TASK TO COMPLETE:
Nothing but the records, copied exactly and stripped of pictures, should be in the answer.

DATA PROVIDED:
··········
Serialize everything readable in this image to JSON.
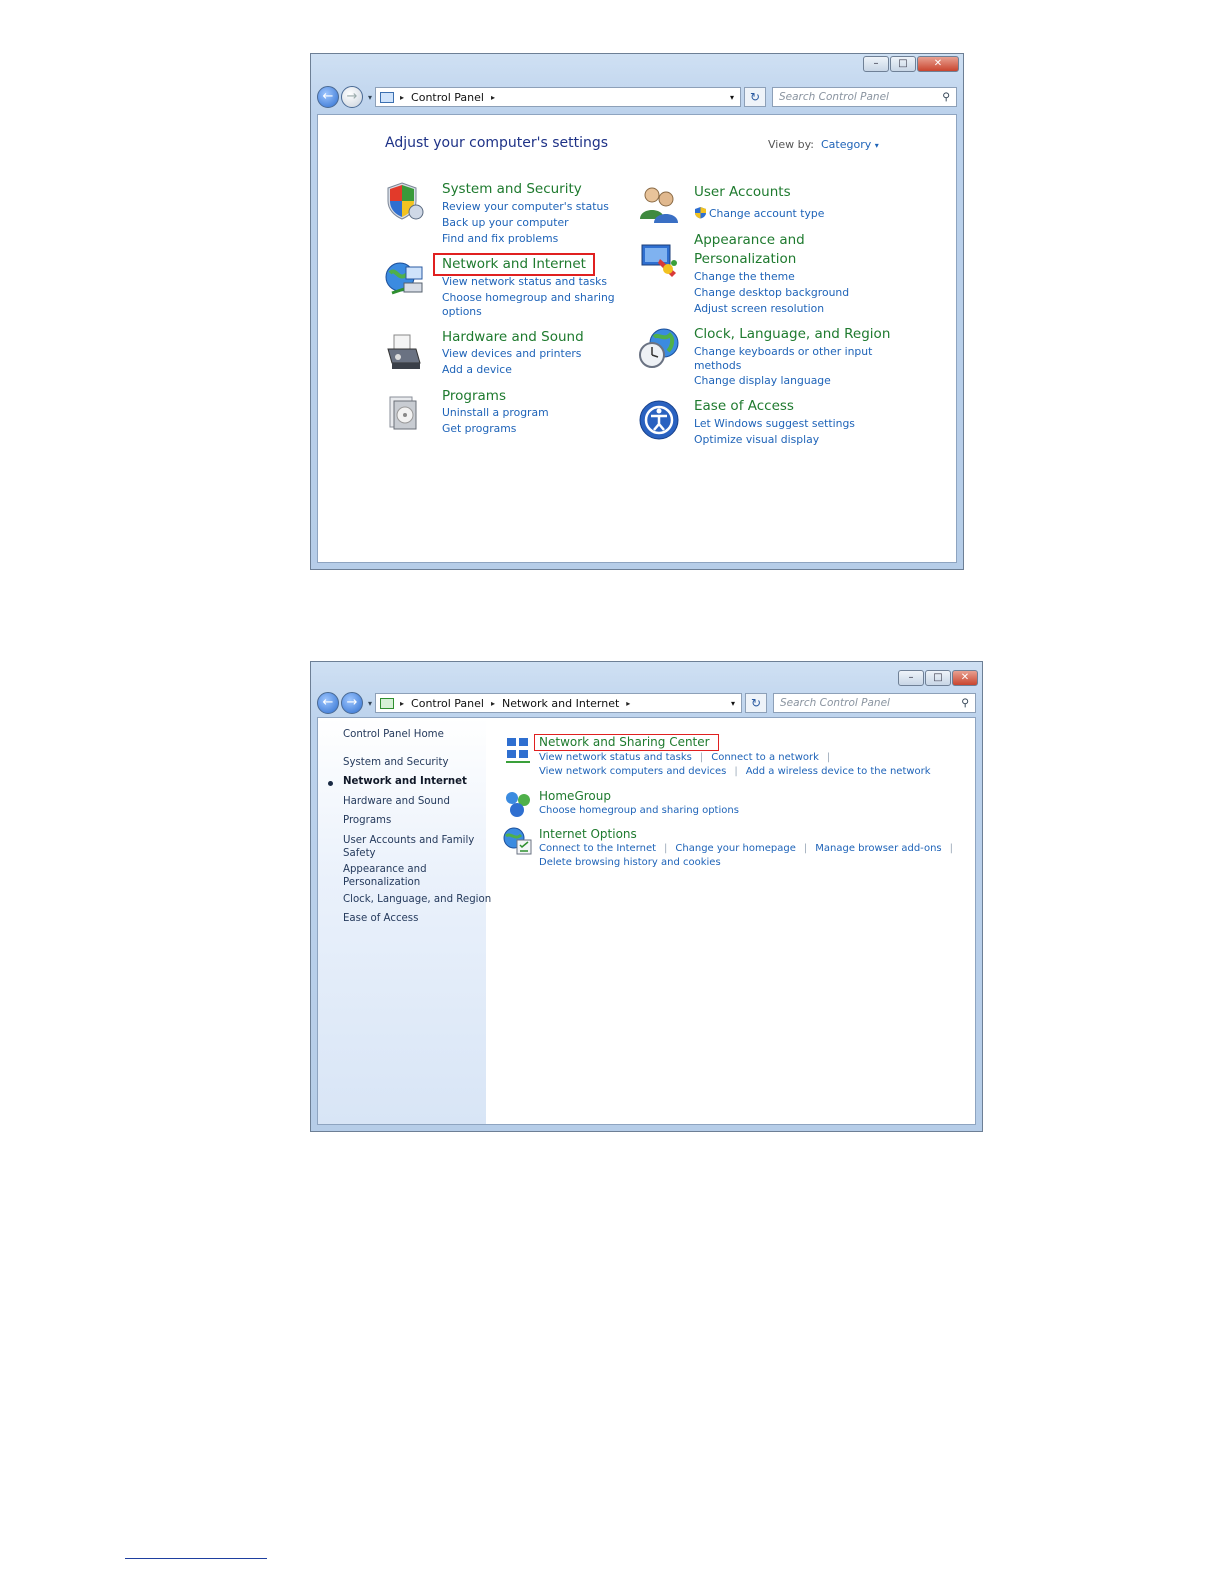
{
  "window1": {
    "address": [
      "Control Panel"
    ],
    "search_placeholder": "Search Control Panel",
    "heading": "Adjust your computer's settings",
    "view_by_label": "View by:",
    "view_by_value": "Category",
    "categories": [
      {
        "title": "System and Security",
        "links": [
          "Review your computer's status",
          "Back up your computer",
          "Find and fix problems"
        ]
      },
      {
        "title": "Network and Internet",
        "links": [
          "View network status and tasks",
          "Choose homegroup and sharing",
          "options"
        ]
      },
      {
        "title": "Hardware and Sound",
        "links": [
          "View devices and printers",
          "Add a device"
        ]
      },
      {
        "title": "Programs",
        "links": [
          "Uninstall a program",
          "Get programs"
        ]
      },
      {
        "title": "User Accounts",
        "links": [
          "Change account type"
        ]
      },
      {
        "title_lines": [
          "Appearance and",
          "Personalization"
        ],
        "links": [
          "Change the theme",
          "Change desktop background",
          "Adjust screen resolution"
        ]
      },
      {
        "title": "Clock, Language, and Region",
        "links": [
          "Change keyboards or other input",
          "methods",
          "Change display language"
        ]
      },
      {
        "title": "Ease of Access",
        "links": [
          "Let Windows suggest settings",
          "Optimize visual display"
        ]
      }
    ]
  },
  "window2": {
    "address": [
      "Control Panel",
      "Network and Internet"
    ],
    "search_placeholder": "Search Control Panel",
    "sidebar": {
      "home": "Control Panel Home",
      "items": [
        "System and Security",
        "Network and Internet",
        "Hardware and Sound",
        "Programs",
        "User Accounts and Family",
        "Safety",
        "Appearance and",
        "Personalization",
        "Clock, Language, and Region",
        "Ease of Access"
      ]
    },
    "sections": [
      {
        "title": "Network and Sharing Center",
        "row1": [
          "View network status and tasks",
          "Connect to a network"
        ],
        "row2": [
          "View network computers and devices",
          "Add a wireless device to the network"
        ]
      },
      {
        "title": "HomeGroup",
        "row1": [
          "Choose homegroup and sharing options"
        ]
      },
      {
        "title": "Internet Options",
        "row1": [
          "Connect to the Internet",
          "Change your homepage",
          "Manage browser add-ons"
        ],
        "row2": [
          "Delete browsing history and cookies"
        ]
      }
    ]
  },
  "icons": {
    "back": "←",
    "forward": "→",
    "dropdown": "▾",
    "breadcrumb_sep": "▸",
    "refresh": "↻",
    "search": "⚲",
    "minimize": "–",
    "maximize": "□",
    "close": "✕"
  },
  "colors": {
    "title_green": "#1e7a2e",
    "link_blue": "#1e63b8",
    "highlight_red": "#e02020"
  }
}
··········
ANSWER SPACE:
Serialize everything readable in this image to JSON.
{
  "window1": {
    "address": [
      "Control Panel"
    ],
    "search_placeholder": "Search Control Panel",
    "heading": "Adjust your computer's settings",
    "view_by_label": "View by:",
    "view_by_value": "Category",
    "categories": [
      {
        "title": "System and Security",
        "links": [
          "Review your computer's status",
          "Back up your computer",
          "Find and fix problems"
        ]
      },
      {
        "title": "Network and Internet",
        "links": [
          "View network status and tasks",
          "Choose homegroup and sharing",
          "options"
        ]
      },
      {
        "title": "Hardware and Sound",
        "links": [
          "View devices and printers",
          "Add a device"
        ]
      },
      {
        "title": "Programs",
        "links": [
          "Uninstall a program",
          "Get programs"
        ]
      },
      {
        "title": "User Accounts",
        "links": [
          "Change account type"
        ]
      },
      {
        "title_lines": [
          "Appearance and",
          "Personalization"
        ],
        "links": [
          "Change the theme",
          "Change desktop background",
          "Adjust screen resolution"
        ]
      },
      {
        "title": "Clock, Language, and Region",
        "links": [
          "Change keyboards or other input",
          "methods",
          "Change display language"
        ]
      },
      {
        "title": "Ease of Access",
        "links": [
          "Let Windows suggest settings",
          "Optimize visual display"
        ]
      }
    ]
  },
  "window2": {
    "address": [
      "Control Panel",
      "Network and Internet"
    ],
    "search_placeholder": "Search Control Panel",
    "sidebar": {
      "home": "Control Panel Home",
      "items": [
        "System and Security",
        "Network and Internet",
        "Hardware and Sound",
        "Programs",
        "User Accounts and Family",
        "Safety",
        "Appearance and",
        "Personalization",
        "Clock, Language, and Region",
        "Ease of Access"
      ]
    },
    "sections": [
      {
        "title": "Network and Sharing Center",
        "row1": [
          "View network status and tasks",
          "Connect to a network"
        ],
        "row2": [
          "View network computers and devices",
          "Add a wireless device to the network"
        ]
      },
      {
        "title": "HomeGroup",
        "row1": [
          "Choose homegroup and sharing options"
        ]
      },
      {
        "title": "Internet Options",
        "row1": [
          "Connect to the Internet",
          "Change your homepage",
          "Manage browser add-ons"
        ],
        "row2": [
          "Delete browsing history and cookies"
        ]
      }
    ]
  },
  "icons": {
    "back": "←",
    "forward": "→",
    "dropdown": "▾",
    "breadcrumb_sep": "▸",
    "refresh": "↻",
    "search": "⚲",
    "minimize": "–",
    "maximize": "□",
    "close": "✕"
  },
  "colors": {
    "title_green": "#1e7a2e",
    "link_blue": "#1e63b8",
    "highlight_red": "#e02020"
  }
}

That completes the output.